What about community? The same principle of exclusion or the inferior treatment of single people often applies in fellowship both inside and outside the church today. Often church “singles groups” meet together because of exclusionary assumptions about their goals of “finding their soul-mate” or behavior patterns and interests specific to single people. Thus, married people often view young singles as possessing a disease in search of a cure. (i.e. marriage) Married Christians often regard single people’s needs as fundamentally different than their own, even regarding them as somewhat threatening to the married world. What would happen if someone actually was happy and fulfilled being single? Perhaps some married people secretly or not so secretly wish they were single. But rather than see singleness as threatening to marriage, we all ought to feel gratitude in someone finding fulfillment in singleness. Isn’t contentment a mark of maturity?
11 Not that I am speaking of being in need, for I have learned in whatever situation I am to be content. 12 I know how to be brought low, and I know how to abound. In any and every circumstance, I have learned the secret of facing plenty and hunger, abundance and need. 13 I can do all things through him who strengthens me. Phil. 4:11-13
Thankfully, some of this divisive and condescending thinking concerning singleness is being overturned today. Many singles often are gladly included in life groups and other church activities. They enrich life for married people and find that wealth returned to them by married couples. Thanks to the “Friends Generation” many singles gather in groups without the expectation of pairing off or looking for more than friendship, a welcome trend away from the baby boomer’s relative isolation punctuated by dating adventures.

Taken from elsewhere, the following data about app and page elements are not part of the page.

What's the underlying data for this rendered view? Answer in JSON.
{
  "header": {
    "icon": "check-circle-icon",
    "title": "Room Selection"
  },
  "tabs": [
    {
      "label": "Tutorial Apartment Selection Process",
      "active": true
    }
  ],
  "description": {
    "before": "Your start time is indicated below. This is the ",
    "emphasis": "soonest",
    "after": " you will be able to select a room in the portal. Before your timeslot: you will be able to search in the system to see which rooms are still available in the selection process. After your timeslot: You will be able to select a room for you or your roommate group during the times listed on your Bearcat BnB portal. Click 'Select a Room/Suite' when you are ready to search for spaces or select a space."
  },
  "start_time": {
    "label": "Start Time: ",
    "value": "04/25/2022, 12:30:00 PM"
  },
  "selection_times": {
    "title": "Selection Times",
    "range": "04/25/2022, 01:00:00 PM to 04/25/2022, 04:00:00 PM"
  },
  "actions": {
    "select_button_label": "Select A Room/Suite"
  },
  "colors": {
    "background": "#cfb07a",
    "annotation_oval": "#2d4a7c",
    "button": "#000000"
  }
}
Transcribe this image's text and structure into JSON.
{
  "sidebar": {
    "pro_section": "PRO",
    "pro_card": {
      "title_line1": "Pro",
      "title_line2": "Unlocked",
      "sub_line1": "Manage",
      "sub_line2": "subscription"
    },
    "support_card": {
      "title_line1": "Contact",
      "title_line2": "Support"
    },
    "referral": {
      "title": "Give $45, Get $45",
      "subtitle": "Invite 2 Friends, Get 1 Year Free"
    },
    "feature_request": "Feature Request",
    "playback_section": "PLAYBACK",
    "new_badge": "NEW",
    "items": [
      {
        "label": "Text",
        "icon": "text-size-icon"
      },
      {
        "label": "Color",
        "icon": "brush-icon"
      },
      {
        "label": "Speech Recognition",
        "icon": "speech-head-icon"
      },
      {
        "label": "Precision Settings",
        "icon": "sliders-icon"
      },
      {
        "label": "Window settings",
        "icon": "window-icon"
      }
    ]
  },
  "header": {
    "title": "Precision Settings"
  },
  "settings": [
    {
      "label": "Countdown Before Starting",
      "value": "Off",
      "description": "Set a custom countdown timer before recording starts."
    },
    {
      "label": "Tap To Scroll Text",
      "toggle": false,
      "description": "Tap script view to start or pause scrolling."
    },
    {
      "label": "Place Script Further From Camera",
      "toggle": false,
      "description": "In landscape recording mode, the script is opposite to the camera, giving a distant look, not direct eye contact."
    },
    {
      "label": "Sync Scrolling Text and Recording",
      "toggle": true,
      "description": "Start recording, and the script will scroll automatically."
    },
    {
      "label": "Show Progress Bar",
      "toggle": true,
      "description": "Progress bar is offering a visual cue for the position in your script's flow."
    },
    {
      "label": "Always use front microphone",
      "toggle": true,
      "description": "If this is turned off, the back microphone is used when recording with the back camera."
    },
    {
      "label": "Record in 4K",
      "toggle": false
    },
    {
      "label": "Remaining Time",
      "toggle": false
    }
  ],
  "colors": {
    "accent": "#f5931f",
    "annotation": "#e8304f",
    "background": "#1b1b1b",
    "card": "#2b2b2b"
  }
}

So what does it mean to “thrive” as a Christian single? In regard to sexuality, a great deal of rigorous honesty and spiritual growth must be present. If the single person regards sexual expression as necessary to thrive, contentment may elude them. Self-pity and longing will dominate their souls. They will communicate loss or lack, both to themselves and to those around them. They will invite pity from others for not having found “someone special.” Again, much of this is caused by placing sexual fulfillment on a pedestal. If we have “been brought to fullness in Him,” this means as celibate individuals too. The fact is that marriage is no cure for lust, so regardless of our state we must learn “to be content.”
What we eventually learn is that all people must live with some lack in their lives, including married people. There are times when married people’s sex lives are unfulfilling, disappointing or hurtful. They must cope with lack as well. Their experiences will call them to surrender in the area of sexuality as well, calling them to loosen their grasp on lust. On the other hand, the freedom of the Christian life means that many experiences are open to singles, ones that allow them to thrive. Deeper ministry, mobility, and multi-faceted friendships may be available to them in ways married people might not have the freedom or time to embrace. The single life may allow for the development of specialized gifts, ministries, and creativity to a greater degree. Rather than view singleness as second-class, it is the time we viewed it as simply different, neither better nor worse, another call that may be either temporary or permanent but can be lived out one day at a time in trust toward God, in the presence of Jesus, by the power of the Holy Spirit.
Living Without Lust